» **EXERCISE**:
Without altering a single character, set down all of the data below.

========================================================================

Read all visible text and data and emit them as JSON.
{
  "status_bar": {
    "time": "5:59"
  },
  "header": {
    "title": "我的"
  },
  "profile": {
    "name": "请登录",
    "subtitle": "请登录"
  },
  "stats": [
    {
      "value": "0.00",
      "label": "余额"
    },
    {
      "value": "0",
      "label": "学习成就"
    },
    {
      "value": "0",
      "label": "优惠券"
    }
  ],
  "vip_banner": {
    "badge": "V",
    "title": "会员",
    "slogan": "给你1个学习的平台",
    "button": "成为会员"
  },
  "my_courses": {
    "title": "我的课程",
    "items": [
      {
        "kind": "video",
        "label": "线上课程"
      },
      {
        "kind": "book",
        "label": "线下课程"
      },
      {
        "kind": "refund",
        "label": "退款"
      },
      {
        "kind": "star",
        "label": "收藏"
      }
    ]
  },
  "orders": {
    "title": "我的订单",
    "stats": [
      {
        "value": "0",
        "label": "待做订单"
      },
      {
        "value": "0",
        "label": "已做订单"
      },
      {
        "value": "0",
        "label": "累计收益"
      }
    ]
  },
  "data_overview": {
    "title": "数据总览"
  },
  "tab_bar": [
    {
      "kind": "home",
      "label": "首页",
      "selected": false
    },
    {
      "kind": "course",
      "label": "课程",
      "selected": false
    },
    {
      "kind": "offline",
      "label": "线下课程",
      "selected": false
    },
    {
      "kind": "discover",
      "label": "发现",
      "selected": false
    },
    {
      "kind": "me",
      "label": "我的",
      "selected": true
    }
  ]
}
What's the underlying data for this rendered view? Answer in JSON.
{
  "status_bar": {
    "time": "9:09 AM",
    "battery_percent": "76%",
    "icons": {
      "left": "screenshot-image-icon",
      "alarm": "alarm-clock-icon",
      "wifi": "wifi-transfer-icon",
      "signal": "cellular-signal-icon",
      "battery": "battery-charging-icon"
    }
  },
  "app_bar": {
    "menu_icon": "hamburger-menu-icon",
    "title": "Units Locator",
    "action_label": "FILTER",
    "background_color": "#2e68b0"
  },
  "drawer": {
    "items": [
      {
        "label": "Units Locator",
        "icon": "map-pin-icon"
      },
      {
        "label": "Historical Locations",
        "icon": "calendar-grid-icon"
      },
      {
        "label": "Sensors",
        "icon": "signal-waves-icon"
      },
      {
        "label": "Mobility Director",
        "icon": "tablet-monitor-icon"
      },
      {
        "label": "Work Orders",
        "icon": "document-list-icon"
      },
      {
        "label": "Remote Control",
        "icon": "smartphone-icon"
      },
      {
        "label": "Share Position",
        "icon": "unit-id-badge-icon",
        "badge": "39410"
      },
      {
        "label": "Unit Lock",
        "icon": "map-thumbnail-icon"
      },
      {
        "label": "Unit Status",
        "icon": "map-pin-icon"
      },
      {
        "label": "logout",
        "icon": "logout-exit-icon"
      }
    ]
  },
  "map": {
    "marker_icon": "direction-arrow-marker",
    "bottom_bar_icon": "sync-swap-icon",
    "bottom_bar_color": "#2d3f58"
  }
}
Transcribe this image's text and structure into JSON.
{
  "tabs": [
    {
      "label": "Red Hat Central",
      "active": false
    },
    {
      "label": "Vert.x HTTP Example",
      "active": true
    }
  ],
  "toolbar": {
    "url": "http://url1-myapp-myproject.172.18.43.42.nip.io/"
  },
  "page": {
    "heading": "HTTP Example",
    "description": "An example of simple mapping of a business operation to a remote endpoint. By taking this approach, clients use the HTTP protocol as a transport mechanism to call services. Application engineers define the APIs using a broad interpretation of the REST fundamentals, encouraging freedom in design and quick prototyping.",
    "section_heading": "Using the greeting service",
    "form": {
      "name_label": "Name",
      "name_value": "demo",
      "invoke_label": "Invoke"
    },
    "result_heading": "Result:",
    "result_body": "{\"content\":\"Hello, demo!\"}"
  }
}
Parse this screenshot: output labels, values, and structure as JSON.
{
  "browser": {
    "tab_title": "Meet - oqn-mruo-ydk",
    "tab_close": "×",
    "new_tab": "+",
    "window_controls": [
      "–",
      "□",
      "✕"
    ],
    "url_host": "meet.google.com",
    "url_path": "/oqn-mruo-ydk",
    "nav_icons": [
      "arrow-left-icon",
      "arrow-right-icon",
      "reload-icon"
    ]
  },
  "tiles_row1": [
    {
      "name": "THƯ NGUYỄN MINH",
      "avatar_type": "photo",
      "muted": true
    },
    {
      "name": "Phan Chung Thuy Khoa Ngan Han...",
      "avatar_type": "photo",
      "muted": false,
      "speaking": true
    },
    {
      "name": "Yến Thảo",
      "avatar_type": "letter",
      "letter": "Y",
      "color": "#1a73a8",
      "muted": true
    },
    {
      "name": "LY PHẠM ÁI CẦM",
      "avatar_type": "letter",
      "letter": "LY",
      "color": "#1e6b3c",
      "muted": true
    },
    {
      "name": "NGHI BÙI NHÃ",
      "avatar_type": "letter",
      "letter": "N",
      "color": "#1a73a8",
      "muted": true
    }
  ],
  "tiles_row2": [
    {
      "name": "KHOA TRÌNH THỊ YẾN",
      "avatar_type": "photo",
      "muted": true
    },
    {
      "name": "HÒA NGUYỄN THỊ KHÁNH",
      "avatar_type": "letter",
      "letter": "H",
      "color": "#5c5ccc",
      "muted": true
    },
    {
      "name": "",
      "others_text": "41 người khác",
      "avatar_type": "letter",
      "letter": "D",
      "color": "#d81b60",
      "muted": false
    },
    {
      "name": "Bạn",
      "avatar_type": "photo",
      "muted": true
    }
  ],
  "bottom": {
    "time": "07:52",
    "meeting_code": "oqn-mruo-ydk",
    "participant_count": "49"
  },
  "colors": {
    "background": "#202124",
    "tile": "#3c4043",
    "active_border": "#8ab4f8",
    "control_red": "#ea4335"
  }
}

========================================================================

» **SOLVED EXERCISE**:
Read all visible text and data and emit them as JSON.
{
  "status_bar": {
    "time": "5:59"
  },
  "header": {
    "title": "我的"
  },
  "profile": {
    "name": "请登录",
    "subtitle": "请登录"
  },
  "stats": [
    {
      "value": "0.00",
      "label": "余额"
    },
    {
      "value": "0",
      "label": "学习成就"
    },
    {
      "value": "0",
      "label": "优惠券"
    }
  ],
  "vip_banner": {
    "badge": "V",
    "title": "会员",
    "slogan": "给你1个学习的平台",
    "button": "成为会员"
  },
  "my_courses": {
    "title": "我的课程",
    "items": [
      {
        "kind": "video",
        "label": "线上课程"
      },
      {
        "kind": "book",
        "label": "线下课程"
      },
      {
        "kind": "refund",
        "label": "退款"
      },
      {
        "kind": "star",
        "label": "收藏"
      }
    ]
  },
  "orders": {
    "title": "我的订单",
    "stats": [
      {
        "value": "0",
        "label": "待做订单"
      },
      {
        "value": "0",
        "label": "已做订单"
      },
      {
        "value": "0",
        "label": "累计收益"
      }
    ]
  },
  "data_overview": {
    "title": "数据总览"
  },
  "tab_bar": [
    {
      "kind": "home",
      "label": "首页",
      "selected": false
    },
    {
      "kind": "course",
      "label": "课程",
      "selected": false
    },
    {
      "kind": "offline",
      "label": "线下课程",
      "selected": false
    },
    {
      "kind": "discover",
      "label": "发现",
      "selected": false
    },
    {
      "kind": "me",
      "label": "我的",
      "selected": true
    }
  ]
}
What's the underlying data for this rendered view? Answer in JSON.
{
  "status_bar": {
    "time": "9:09 AM",
    "battery_percent": "76%",
    "icons": {
      "left": "screenshot-image-icon",
      "alarm": "alarm-clock-icon",
      "wifi": "wifi-transfer-icon",
      "signal": "cellular-signal-icon",
      "battery": "battery-charging-icon"
    }
  },
  "app_bar": {
    "menu_icon": "hamburger-menu-icon",
    "title": "Units Locator",
    "action_label": "FILTER",
    "background_color": "#2e68b0"
  },
  "drawer": {
    "items": [
      {
        "label": "Units Locator",
        "icon": "map-pin-icon"
      },
      {
        "label": "Historical Locations",
        "icon": "calendar-grid-icon"
      },
      {
        "label": "Sensors",
        "icon": "signal-waves-icon"
      },
      {
        "label": "Mobility Director",
        "icon": "tablet-monitor-icon"
      },
      {
        "label": "Work Orders",
        "icon": "document-list-icon"
      },
      {
        "label": "Remote Control",
        "icon": "smartphone-icon"
      },
      {
        "label": "Share Position",
        "icon": "unit-id-badge-icon",
        "badge": "39410"
      },
      {
        "label": "Unit Lock",
        "icon": "map-thumbnail-icon"
      },
      {
        "label": "Unit Status",
        "icon": "map-pin-icon"
      },
      {
        "label": "logout",
        "icon": "logout-exit-icon"
      }
    ]
  },
  "map": {
    "marker_icon": "direction-arrow-marker",
    "bottom_bar_icon": "sync-swap-icon",
    "bottom_bar_color": "#2d3f58"
  }
}
Transcribe this image's text and structure into JSON.
{
  "tabs": [
    {
      "label": "Red Hat Central",
      "active": false
    },
    {
      "label": "Vert.x HTTP Example",
      "active": true
    }
  ],
  "toolbar": {
    "url": "http://url1-myapp-myproject.172.18.43.42.nip.io/"
  },
  "page": {
    "heading": "HTTP Example",
    "description": "An example of simple mapping of a business operation to a remote endpoint. By taking this approach, clients use the HTTP protocol as a transport mechanism to call services. Application engineers define the APIs using a broad interpretation of the REST fundamentals, encouraging freedom in design and quick prototyping.",
    "section_heading": "Using the greeting service",
    "form": {
      "name_label": "Name",
      "name_value": "demo",
      "invoke_label": "Invoke"
    },
    "result_heading": "Result:",
    "result_body": "{\"content\":\"Hello, demo!\"}"
  }
}
Parse this screenshot: output labels, values, and structure as JSON.
{
  "browser": {
    "tab_title": "Meet - oqn-mruo-ydk",
    "tab_close": "×",
    "new_tab": "+",
    "window_controls": [
      "–",
      "□",
      "✕"
    ],
    "url_host": "meet.google.com",
    "url_path": "/oqn-mruo-ydk",
    "nav_icons": [
      "arrow-left-icon",
      "arrow-right-icon",
      "reload-icon"
    ]
  },
  "tiles_row1": [
    {
      "name": "THƯ NGUYỄN MINH",
      "avatar_type": "photo",
      "muted": true
    },
    {
      "name": "Phan Chung Thuy Khoa Ngan Han...",
      "avatar_type": "photo",
      "muted": false,
      "speaking": true
    },
    {
      "name": "Yến Thảo",
      "avatar_type": "letter",
      "letter": "Y",
      "color": "#1a73a8",
      "muted": true
    },
    {
      "name": "LY PHẠM ÁI CẦM",
      "avatar_type": "letter",
      "letter": "LY",
      "color": "#1e6b3c",
      "muted": true
    },
    {
      "name": "NGHI BÙI NHÃ",
      "avatar_type": "letter",
      "letter": "N",
      "color": "#1a73a8",
      "muted": true
    }
  ],
  "tiles_row2": [
    {
      "name": "KHOA TRÌNH THỊ YẾN",
      "avatar_type": "photo",
      "muted": true
    },
    {
      "name": "HÒA NGUYỄN THỊ KHÁNH",
      "avatar_type": "letter",
      "letter": "H",
      "color": "#5c5ccc",
      "muted": true
    },
    {
      "name": "",
      "others_text": "41 người khác",
      "avatar_type": "letter",
      "letter": "D",
      "color": "#d81b60",
      "muted": false
    },
    {
      "name": "Bạn",
      "avatar_type": "photo",
      "muted": true
    }
  ],
  "bottom": {
    "time": "07:52",
    "meeting_code": "oqn-mruo-ydk",
    "participant_count": "49"
  },
  "colors": {
    "background": "#202124",
    "tile": "#3c4043",
    "active_border": "#8ab4f8",
    "control_red": "#ea4335"
  }
}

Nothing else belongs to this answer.